  13. ^ Trudy. "Explanation of Misogynoir". Gradient Lair. Trudy. Retrieved October 5, 2015.
  14. ^ "Secret hearings held in ex-Oklahoma City cop's rape case". Associated Press. 23 August 2017.
  15. ^ "Daniel Holtzclaw: Lawsuit claims police 'covered up' sexual assault complaint". TheGuardian.com. 8 March 2016.
  16. ^ 4 Tired Tropes That Perfectly Explain What Misogynoir Is – And How You Can Stop It
  17. ^ Durham, Aisha; Cooper, Brittney; Morris, Susana (2013). "The Stage Hip-Hop Feminism Built: A New Directions Essay". Signs. 38 (3): 721–737. doi:10.1086/668843. JSTOR 668843. S2CID 146469213.

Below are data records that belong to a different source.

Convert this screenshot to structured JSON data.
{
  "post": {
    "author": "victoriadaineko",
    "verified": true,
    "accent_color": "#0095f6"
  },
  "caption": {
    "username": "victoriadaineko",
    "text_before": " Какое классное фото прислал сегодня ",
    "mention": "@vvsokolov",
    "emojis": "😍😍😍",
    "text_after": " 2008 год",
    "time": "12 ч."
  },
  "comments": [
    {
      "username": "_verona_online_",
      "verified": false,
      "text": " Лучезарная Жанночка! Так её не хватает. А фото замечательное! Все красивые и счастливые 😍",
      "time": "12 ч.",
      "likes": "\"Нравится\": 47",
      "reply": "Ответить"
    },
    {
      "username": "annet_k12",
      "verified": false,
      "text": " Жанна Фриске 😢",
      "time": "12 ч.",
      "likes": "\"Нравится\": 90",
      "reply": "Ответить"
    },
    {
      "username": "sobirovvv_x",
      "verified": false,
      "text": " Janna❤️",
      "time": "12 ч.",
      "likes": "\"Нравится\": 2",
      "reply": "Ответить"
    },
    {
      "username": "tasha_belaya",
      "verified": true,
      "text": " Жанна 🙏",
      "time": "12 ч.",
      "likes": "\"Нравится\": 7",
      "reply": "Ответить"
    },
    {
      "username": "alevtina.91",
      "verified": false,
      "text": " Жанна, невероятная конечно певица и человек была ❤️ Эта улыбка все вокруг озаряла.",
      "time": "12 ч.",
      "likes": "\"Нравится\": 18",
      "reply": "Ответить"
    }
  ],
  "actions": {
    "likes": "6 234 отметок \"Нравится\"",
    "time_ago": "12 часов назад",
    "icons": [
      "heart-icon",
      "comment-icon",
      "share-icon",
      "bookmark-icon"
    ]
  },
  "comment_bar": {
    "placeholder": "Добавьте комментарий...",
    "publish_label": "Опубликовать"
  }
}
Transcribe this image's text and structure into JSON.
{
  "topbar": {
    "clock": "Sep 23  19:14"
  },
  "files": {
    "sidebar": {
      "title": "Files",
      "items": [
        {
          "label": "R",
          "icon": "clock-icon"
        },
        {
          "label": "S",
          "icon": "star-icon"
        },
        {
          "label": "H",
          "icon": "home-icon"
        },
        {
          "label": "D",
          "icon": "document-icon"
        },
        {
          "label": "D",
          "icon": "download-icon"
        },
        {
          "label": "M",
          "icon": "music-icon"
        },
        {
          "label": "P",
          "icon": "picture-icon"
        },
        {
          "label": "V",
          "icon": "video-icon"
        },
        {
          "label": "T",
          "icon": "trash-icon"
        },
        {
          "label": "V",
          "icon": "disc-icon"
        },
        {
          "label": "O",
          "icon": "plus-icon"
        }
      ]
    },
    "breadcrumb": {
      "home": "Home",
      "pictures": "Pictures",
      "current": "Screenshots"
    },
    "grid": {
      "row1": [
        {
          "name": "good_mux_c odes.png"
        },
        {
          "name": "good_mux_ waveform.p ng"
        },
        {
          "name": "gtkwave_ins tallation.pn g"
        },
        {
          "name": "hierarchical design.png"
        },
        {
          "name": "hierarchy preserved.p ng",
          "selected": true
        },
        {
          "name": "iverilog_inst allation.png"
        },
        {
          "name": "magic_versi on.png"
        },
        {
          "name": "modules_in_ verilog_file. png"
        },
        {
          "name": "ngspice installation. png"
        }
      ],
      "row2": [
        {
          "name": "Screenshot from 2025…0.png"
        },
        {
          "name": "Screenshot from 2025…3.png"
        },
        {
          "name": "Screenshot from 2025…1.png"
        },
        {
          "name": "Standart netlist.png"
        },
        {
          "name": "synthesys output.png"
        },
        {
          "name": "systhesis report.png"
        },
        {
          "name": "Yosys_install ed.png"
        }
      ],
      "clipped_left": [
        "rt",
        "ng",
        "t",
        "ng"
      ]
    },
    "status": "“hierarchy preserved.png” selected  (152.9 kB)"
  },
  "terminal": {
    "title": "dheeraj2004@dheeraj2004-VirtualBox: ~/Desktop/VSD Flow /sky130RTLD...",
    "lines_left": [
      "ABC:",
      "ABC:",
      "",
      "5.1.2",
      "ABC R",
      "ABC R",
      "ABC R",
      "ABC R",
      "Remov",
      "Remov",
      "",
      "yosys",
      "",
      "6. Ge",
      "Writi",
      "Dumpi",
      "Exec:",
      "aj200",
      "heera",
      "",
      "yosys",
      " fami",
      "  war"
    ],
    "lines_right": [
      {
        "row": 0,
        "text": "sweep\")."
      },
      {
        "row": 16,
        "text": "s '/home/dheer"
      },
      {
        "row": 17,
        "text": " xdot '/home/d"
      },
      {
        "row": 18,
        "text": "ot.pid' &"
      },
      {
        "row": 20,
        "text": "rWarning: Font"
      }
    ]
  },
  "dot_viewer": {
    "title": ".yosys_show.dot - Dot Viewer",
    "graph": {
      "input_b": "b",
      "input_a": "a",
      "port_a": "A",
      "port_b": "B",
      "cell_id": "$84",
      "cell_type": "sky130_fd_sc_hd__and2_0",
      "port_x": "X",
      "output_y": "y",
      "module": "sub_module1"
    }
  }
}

  18. ^ Harris, Paisley (2003). "Gatekeeping and Remaking: The Politics of Respectability in African American Women's History and Black Feminism". Journal of Women's History. 15 (1): 212–220. doi:10.1353/jowh.2003.0025. S2CID 143349011. Retrieved 10 May 2014.
  19. ^ a b Cunduff, G (2013). "The influence of rap/hip-hop music: A mixed method analysis on audience perceptions of Misogynistic lyrics and the issue of domestic violence". The Elon Journal of Undergraduate Research in Communications. 4 (1).
  20. ^ Weitzer, Ronald (2009). "Misogyny in Rap Music: A Content Analysis of Prevalence and Meanings". Men and Masculinities. 12: 3–29. doi:10.1177/1097184X08327696. S2CID 145060286.
  21. ^ Easterling, Michael (2006). "U.N.I.T.Y. Addressing Misogyny and Transcending the Sista-Ho Dichotomy in Hip Hop Culture". All These Dissertations. 5939.
  22. ^ ""Tennis Is A Small Play In The Whole Scheme Of Things": Serena Williams Is Just Getting Started". British Vogue. 5 October 2020. Retrieved 2020-11-19.
  23. ^ Foundation, Thomson Reuters. "Black women 'underpaid, undervalued' in tennis - Serena Williams". news.trust.org. Retrieved 2020-11-19.
  24. ^ a b Razack, Sabrina; Joseph, Janelle (2021-03-01). "Misogynoir in women's sport media: race, nation, and diaspora in the representation of Naomi Osaka". Media, Culture & Society. 43 (2): 291–308. doi:10.1177/0163443720960919. ISSN 0163-4437. S2CID 225126237.
  25. ^ "Twitter Embed". platform.twitter.com. Retrieved 2020-11-19.
  26. ^ Bailey, Moya; Trudy (2018-07-04). "On misogynoir: citation, erasure, and plagiarism". Feminist Media Studies. 18 (4): 762–768. doi:10.1080/14680777.2018.1447395. ISSN 1468-0777. S2CID 148734268.
  27. ^ "Twitter Embed". platform.twitter.com. Retrieved 2020-11-19.
  28. ^ "Misogynoir Nearly Killed Meghan Markle". Bitch Media. Retrieved 2021-03-24.
  29. ^ "#SayHerName: why Kimberlé Crenshaw is fighting for forgotten women". The Guardian. 2016-05-30. Retrieved 2020-11-12.
  30. ^ Hurd, Sean (2020-08-07). "The WNBA is determined to keep Saying Her Name". The Undefeated. Retrieved 2020-11-12.
  31. ^ "Twitter Embed". platform.twitter.com. Retrieved 2020-11-12.